“The combined group’s increased scale of audiences and marketing platforms will drive value-creation and deliver long-term benefits to shareholders.”
A spokesperson for Nine said, “Nine welcomes the result of the Fairfax Scheme vote as an endorsement of the opportunities this merger presents for both companies’ shareholders, our collective staff and for our clients and partners.
“We are now working very hard to realise the cost synergies and explore revenue opportunities that will enable us to continue to invest in great Australian content and journalism.”
The federal court will make the final decision on the deal on November 27, and if it clears that hurdle the first day of the operations for the combined company will be December 10.
After the deal closes, Nine shareholders will own 51.1 per cent of the combined entity, with Fairfax shareholders owning the remaining 48.9 per cent.
It also means the name Fairfax will no longer exist after being a major part of the Australian media landscape for 177 years.
The merged entity will be called Nine and will consist of the Nine Network, The Sydney Morning Herald, The Age, The AFR, a majority stake in Domain, streaming platform Stan and a 54.5 per cent stake in radio network Macquarie Media.
Former Domain CEO Antony Catalano made a last minute play to stop the deal, approaching Fairfax overnight to buy close to 20 per cent of Fairfax and sell off non-core assets.
In a response to the reports, a representative for Fairfax said the letter contains no actual proposal that could be considered by Fairfax shareholders as an alternative to the arrangement with Nine.

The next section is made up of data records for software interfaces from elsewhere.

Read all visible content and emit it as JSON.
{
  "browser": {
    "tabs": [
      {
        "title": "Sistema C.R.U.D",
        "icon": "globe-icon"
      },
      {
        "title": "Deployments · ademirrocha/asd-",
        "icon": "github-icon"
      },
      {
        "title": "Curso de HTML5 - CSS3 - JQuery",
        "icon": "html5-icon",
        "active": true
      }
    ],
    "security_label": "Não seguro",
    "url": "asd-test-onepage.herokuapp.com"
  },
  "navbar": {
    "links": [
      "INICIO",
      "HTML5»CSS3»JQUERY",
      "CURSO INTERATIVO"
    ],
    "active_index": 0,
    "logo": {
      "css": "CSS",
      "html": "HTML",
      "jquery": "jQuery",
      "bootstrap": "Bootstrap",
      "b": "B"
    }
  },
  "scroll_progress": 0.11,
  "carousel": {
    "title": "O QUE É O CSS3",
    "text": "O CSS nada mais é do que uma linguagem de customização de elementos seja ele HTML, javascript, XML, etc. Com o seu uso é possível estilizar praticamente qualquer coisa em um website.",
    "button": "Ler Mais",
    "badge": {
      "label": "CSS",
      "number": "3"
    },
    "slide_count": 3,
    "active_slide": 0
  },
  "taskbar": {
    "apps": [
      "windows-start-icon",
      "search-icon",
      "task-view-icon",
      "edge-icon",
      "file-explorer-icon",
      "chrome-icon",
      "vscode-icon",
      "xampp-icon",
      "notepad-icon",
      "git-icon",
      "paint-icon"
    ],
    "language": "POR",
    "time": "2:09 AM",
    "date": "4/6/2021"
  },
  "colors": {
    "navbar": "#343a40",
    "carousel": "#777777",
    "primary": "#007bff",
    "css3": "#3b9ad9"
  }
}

They said, “The letter from Mr Catalano does not constitute a superior proposal under the terms of the scheme implementation agreement between Fairfax and Nine, and therefore the Fairfax board is unable to consider it in any event.”